» **Given entries**

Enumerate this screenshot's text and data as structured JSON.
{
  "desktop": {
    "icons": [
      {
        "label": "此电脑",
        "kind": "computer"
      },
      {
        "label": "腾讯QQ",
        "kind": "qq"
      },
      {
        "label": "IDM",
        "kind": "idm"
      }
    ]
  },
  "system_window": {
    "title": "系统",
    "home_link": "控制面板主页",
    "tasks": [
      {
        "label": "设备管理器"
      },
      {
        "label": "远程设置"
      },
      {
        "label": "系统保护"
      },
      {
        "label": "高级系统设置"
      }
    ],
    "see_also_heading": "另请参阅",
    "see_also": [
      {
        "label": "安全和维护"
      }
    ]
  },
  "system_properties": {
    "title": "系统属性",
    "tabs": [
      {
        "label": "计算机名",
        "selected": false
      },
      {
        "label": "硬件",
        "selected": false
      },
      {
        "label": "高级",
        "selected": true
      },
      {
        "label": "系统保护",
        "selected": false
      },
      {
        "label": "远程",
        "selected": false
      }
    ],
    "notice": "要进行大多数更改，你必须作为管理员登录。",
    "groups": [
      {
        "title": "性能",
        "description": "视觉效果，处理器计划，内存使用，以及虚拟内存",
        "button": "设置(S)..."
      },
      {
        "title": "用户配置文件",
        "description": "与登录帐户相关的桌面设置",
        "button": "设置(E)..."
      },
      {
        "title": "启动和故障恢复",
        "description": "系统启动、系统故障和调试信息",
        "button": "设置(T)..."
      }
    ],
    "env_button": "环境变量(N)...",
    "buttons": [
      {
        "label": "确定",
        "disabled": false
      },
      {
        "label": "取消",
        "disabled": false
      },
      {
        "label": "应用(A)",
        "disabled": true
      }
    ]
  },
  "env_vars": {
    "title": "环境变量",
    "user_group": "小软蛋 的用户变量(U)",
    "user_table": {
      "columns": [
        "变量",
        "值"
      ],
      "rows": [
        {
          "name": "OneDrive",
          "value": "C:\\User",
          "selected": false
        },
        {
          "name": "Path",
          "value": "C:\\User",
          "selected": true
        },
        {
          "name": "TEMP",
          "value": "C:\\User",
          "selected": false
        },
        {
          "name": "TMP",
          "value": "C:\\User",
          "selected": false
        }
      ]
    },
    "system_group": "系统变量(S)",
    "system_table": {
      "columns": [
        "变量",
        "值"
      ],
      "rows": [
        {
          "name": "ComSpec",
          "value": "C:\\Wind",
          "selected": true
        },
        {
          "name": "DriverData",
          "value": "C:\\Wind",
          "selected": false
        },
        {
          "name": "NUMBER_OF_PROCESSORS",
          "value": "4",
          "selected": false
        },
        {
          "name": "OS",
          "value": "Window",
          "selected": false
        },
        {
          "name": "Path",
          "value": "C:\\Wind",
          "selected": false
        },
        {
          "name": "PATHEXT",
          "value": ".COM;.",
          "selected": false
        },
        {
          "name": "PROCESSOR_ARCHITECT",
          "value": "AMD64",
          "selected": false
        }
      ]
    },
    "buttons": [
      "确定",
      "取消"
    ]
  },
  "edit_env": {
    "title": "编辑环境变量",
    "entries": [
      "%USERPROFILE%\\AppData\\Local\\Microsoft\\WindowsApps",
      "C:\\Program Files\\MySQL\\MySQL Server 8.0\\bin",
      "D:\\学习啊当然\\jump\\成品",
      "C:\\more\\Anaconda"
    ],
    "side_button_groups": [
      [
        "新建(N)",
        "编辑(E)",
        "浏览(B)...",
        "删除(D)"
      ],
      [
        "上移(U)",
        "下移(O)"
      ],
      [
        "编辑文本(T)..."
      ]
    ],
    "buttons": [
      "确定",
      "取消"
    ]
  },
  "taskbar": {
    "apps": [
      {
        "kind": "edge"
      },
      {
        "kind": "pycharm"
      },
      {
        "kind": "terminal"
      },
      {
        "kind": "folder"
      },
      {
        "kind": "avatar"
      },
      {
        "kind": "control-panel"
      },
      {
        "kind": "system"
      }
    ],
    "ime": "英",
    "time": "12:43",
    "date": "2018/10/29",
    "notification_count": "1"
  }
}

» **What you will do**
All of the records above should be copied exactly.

» **Response**
Enumerate this screenshot's text and data as structured JSON.
{
  "desktop": {
    "icons": [
      {
        "label": "此电脑",
        "kind": "computer"
      },
      {
        "label": "腾讯QQ",
        "kind": "qq"
      },
      {
        "label": "IDM",
        "kind": "idm"
      }
    ]
  },
  "system_window": {
    "title": "系统",
    "home_link": "控制面板主页",
    "tasks": [
      {
        "label": "设备管理器"
      },
      {
        "label": "远程设置"
      },
      {
        "label": "系统保护"
      },
      {
        "label": "高级系统设置"
      }
    ],
    "see_also_heading": "另请参阅",
    "see_also": [
      {
        "label": "安全和维护"
      }
    ]
  },
  "system_properties": {
    "title": "系统属性",
    "tabs": [
      {
        "label": "计算机名",
        "selected": false
      },
      {
        "label": "硬件",
        "selected": false
      },
      {
        "label": "高级",
        "selected": true
      },
      {
        "label": "系统保护",
        "selected": false
      },
      {
        "label": "远程",
        "selected": false
      }
    ],
    "notice": "要进行大多数更改，你必须作为管理员登录。",
    "groups": [
      {
        "title": "性能",
        "description": "视觉效果，处理器计划，内存使用，以及虚拟内存",
        "button": "设置(S)..."
      },
      {
        "title": "用户配置文件",
        "description": "与登录帐户相关的桌面设置",
        "button": "设置(E)..."
      },
      {
        "title": "启动和故障恢复",
        "description": "系统启动、系统故障和调试信息",
        "button": "设置(T)..."
      }
    ],
    "env_button": "环境变量(N)...",
    "buttons": [
      {
        "label": "确定",
        "disabled": false
      },
      {
        "label": "取消",
        "disabled": false
      },
      {
        "label": "应用(A)",
        "disabled": true
      }
    ]
  },
  "env_vars": {
    "title": "环境变量",
    "user_group": "小软蛋 的用户变量(U)",
    "user_table": {
      "columns": [
        "变量",
        "值"
      ],
      "rows": [
        {
          "name": "OneDrive",
          "value": "C:\\User",
          "selected": false
        },
        {
          "name": "Path",
          "value": "C:\\User",
          "selected": true
        },
        {
          "name": "TEMP",
          "value": "C:\\User",
          "selected": false
        },
        {
          "name": "TMP",
          "value": "C:\\User",
          "selected": false
        }
      ]
    },
    "system_group": "系统变量(S)",
    "system_table": {
      "columns": [
        "变量",
        "值"
      ],
      "rows": [
        {
          "name": "ComSpec",
          "value": "C:\\Wind",
          "selected": true
        },
        {
          "name": "DriverData",
          "value": "C:\\Wind",
          "selected": false
        },
        {
          "name": "NUMBER_OF_PROCESSORS",
          "value": "4",
          "selected": false
        },
        {
          "name": "OS",
          "value": "Window",
          "selected": false
        },
        {
          "name": "Path",
          "value": "C:\\Wind",
          "selected": false
        },
        {
          "name": "PATHEXT",
          "value": ".COM;.",
          "selected": false
        },
        {
          "name": "PROCESSOR_ARCHITECT",
          "value": "AMD64",
          "selected": false
        }
      ]
    },
    "buttons": [
      "确定",
      "取消"
    ]
  },
  "edit_env": {
    "title": "编辑环境变量",
    "entries": [
      "%USERPROFILE%\\AppData\\Local\\Microsoft\\WindowsApps",
      "C:\\Program Files\\MySQL\\MySQL Server 8.0\\bin",
      "D:\\学习啊当然\\jump\\成品",
      "C:\\more\\Anaconda"
    ],
    "side_button_groups": [
      [
        "新建(N)",
        "编辑(E)",
        "浏览(B)...",
        "删除(D)"
      ],
      [
        "上移(U)",
        "下移(O)"
      ],
      [
        "编辑文本(T)..."
      ]
    ],
    "buttons": [
      "确定",
      "取消"
    ]
  },
  "taskbar": {
    "apps": [
      {
        "kind": "edge"
      },
      {
        "kind": "pycharm"
      },
      {
        "kind": "terminal"
      },
      {
        "kind": "folder"
      },
      {
        "kind": "avatar"
      },
      {
        "kind": "control-panel"
      },
      {
        "kind": "system"
      }
    ],
    "ime": "英",
    "time": "12:43",
    "date": "2018/10/29",
    "notification_count": "1"
  }
}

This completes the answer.